Republican Abe Hamadeh, who lost the state’s attorney general race, posted an emotional Election Day video of the self-described veteran who said she had been waiting to cast her ballot for three hours.
During that time, she said, she watched many voters arrive at the precinct only to leave without having cast their vote. The machines, which had worked properly when tested the previous day, weren’t working when it mattered.
She understood that American citizens were being disenfranchised.
Through her tears, she said, “I’m at the Sunnyside Multicultural Center. I’m here voting. Oh, I was trying to vote. I got here 5 a.m., it is 8 a.m. I’m gonna be working from my car because I’m waiting on the machines to be fixed.
“I have watched so many cars pull up and drive away, pull up and drive away.
“I met a young person in line, his first time voting. He couldn’t vote though, because the machines are broken.
“I did 20 years in the military. I don’t tell myself to be anybody’s hero. But this is – this is not right y’all, this is not right. There were old people standing in line and this isn’t right. We’ve got to do better. People should be able to vote.”
— Abe Hamadeh (@AbrahamHamadeh) December 11, 2022
On Friday, Lake filed a 70-page lawsuit against Katie Hobbs and the Maricopa County Board of Supervisors for their alleged mishandling of the problems that occurred on Election Day.
The lawsuit begins by citing a Rasmussen poll of likely U.S. voters released on Nov. 30 about the effect of countywide voting machine malfunctions on Election Day.
Voters were asked if they agreed or disagreed with Lake’s statement that, “This isn’t about Republicans or Democrats. This is about our sacred right to vote, a right that many voters were, sadly, deprived of on November 8th.”
Seventy-two percent of those polled agreed (including 45 percent who strongly agreed) with the statement. Just 18 percent disagreed and 10 percent were unsure.

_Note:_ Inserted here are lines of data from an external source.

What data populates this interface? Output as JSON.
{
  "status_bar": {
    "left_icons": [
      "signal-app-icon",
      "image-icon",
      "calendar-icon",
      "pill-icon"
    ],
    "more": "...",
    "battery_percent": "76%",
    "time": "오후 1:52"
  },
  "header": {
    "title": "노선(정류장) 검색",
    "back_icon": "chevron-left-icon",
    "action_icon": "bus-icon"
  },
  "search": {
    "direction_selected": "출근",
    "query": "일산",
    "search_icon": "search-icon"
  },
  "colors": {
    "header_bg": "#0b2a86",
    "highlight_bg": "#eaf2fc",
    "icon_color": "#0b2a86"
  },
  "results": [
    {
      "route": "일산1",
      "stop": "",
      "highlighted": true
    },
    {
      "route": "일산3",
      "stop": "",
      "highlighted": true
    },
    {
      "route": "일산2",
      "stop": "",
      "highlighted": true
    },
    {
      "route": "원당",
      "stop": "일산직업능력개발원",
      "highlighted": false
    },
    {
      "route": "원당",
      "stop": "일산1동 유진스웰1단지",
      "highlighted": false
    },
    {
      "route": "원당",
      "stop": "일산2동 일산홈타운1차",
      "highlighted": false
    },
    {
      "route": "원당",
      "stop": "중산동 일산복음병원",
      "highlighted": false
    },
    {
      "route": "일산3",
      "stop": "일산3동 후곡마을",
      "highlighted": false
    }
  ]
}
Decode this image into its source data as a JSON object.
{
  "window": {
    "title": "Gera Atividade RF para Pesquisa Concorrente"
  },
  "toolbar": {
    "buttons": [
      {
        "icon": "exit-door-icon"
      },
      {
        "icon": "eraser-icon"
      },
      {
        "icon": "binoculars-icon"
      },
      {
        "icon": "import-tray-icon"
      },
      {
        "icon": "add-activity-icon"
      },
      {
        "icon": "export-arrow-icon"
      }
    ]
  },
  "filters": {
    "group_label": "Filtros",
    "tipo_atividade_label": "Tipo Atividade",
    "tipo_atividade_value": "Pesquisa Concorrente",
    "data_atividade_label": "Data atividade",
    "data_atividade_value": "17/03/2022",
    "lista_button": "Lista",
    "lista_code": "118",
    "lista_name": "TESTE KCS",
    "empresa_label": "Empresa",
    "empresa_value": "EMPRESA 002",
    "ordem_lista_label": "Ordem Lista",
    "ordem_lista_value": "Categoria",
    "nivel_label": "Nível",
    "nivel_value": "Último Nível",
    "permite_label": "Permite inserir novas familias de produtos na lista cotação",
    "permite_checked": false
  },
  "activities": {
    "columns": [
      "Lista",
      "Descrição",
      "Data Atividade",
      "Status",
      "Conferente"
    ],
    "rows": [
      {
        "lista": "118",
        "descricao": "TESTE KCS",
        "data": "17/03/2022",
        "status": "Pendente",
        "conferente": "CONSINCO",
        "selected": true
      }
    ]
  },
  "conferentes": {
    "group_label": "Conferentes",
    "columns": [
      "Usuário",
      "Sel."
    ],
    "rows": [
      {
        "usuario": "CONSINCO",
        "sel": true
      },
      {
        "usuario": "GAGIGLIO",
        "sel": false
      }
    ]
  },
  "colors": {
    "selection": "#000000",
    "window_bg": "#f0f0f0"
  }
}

The poll asked: “Republicans in Arizona say problems with the election in Maricopa County prevented many people from voting. How likely is it that these problems affected the outcome of the Senate election in Arizona?”
A whopping 71 percent of participants said it was likely (40 percent said it was very likely) that the problems on Election Day “affected the outcome of the Senate election in Arizona.” Just 23 percent disagreed.
Clearly, the majority of participants believe the voting machine malfunctions may have disenfranchised enough voters to sway the results of the election.
According to the lawsuit, Hobbs won by a 0.67 percent margin, or 17,117 votes out of the more than 2,559,445 cast.
One thing is clear: Lake is a fighter and she will not give up easily.
This article appeared originally on The Western Journal.